▽

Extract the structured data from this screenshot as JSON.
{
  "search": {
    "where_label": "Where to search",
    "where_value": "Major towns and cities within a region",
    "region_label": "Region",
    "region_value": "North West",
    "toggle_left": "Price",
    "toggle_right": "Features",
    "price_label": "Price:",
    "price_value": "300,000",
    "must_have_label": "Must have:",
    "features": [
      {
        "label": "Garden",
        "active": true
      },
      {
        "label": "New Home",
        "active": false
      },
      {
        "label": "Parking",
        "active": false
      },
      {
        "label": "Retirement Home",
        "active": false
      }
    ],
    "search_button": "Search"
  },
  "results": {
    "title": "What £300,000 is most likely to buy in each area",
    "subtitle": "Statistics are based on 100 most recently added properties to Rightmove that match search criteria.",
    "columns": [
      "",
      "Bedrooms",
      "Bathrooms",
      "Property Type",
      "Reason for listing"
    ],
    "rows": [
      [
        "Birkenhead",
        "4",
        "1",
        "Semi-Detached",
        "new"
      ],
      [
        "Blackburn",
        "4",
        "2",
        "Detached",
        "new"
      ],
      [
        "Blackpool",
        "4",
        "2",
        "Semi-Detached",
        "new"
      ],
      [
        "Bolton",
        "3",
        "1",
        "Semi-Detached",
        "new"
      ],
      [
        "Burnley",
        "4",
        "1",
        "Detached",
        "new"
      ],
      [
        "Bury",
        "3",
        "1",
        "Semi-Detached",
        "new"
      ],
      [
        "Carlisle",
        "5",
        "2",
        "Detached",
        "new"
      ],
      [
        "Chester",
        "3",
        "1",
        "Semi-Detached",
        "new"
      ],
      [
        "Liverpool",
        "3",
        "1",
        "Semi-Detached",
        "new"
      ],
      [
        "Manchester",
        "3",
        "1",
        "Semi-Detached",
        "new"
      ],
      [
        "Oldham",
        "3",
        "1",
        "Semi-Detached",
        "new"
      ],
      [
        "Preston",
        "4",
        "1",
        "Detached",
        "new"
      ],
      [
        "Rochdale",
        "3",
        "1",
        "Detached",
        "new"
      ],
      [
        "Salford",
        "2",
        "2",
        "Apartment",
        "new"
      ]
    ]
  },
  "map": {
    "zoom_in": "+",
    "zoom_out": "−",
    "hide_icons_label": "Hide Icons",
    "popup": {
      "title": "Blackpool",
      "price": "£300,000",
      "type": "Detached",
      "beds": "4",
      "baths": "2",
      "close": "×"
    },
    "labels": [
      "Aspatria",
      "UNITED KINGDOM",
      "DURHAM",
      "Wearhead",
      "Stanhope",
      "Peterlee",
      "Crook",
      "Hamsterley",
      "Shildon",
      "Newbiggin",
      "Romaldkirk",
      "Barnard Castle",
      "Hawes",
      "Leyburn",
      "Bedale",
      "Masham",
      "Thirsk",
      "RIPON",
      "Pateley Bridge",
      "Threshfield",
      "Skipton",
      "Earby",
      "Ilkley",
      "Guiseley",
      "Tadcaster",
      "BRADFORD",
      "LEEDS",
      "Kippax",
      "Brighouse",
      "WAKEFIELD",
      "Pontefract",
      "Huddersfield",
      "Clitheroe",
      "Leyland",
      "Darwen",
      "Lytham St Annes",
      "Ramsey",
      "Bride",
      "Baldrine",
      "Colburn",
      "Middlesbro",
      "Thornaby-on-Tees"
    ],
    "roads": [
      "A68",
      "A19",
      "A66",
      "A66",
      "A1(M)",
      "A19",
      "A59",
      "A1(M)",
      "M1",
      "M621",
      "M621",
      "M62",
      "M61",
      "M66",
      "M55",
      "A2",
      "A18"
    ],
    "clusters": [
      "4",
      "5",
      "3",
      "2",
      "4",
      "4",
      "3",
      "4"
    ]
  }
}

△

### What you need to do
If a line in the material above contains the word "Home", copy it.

### Result
        "label": "New Home",
        "label": "Retirement Home",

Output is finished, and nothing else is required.